___ Excerpted data ___
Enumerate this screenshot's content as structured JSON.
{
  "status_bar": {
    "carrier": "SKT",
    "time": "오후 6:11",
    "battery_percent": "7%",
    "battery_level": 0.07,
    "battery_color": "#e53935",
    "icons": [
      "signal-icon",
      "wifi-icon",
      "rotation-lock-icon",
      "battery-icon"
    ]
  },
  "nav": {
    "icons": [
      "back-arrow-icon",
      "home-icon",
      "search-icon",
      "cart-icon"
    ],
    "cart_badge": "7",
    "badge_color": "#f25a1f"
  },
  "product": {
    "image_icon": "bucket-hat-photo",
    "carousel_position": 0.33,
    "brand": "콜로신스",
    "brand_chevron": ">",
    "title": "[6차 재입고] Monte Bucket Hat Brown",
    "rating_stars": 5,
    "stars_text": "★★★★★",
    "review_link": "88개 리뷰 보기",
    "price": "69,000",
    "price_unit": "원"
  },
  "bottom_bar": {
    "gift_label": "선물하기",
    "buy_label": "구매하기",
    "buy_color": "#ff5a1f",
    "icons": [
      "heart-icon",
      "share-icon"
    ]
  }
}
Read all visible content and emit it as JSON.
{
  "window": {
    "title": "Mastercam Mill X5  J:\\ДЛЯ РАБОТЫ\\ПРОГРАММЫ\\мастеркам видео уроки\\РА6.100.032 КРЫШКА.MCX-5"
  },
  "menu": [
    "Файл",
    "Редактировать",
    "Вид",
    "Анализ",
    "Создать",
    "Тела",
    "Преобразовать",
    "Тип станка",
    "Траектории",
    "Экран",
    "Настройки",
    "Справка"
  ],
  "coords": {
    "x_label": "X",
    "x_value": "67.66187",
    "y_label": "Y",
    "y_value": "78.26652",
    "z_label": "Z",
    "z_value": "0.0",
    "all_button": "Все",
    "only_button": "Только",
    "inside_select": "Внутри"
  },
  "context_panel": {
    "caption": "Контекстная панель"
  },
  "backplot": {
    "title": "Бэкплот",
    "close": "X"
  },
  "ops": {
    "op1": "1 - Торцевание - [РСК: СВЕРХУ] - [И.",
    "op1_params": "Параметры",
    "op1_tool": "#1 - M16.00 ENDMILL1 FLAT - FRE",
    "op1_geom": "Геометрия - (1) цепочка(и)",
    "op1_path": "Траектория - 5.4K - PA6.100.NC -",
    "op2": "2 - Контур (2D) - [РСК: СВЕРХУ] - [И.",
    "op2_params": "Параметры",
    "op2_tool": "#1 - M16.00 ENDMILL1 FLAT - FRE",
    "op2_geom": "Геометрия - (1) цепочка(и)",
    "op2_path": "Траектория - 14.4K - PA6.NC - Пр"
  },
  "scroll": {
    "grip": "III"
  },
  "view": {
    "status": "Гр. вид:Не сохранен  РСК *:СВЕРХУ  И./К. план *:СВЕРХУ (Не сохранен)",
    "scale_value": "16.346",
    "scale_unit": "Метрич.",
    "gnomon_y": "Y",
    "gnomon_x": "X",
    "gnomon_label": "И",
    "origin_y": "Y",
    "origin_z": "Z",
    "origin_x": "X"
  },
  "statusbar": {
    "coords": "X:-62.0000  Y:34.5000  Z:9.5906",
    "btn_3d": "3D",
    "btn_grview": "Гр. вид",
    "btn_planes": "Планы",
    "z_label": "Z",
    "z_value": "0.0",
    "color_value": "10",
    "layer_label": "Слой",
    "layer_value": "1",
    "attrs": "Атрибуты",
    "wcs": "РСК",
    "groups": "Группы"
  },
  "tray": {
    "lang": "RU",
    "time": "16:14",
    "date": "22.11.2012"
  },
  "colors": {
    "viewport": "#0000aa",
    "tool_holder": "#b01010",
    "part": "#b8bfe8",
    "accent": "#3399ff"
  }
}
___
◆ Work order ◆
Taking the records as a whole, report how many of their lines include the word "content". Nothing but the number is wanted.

◆ Result of this task ◆
2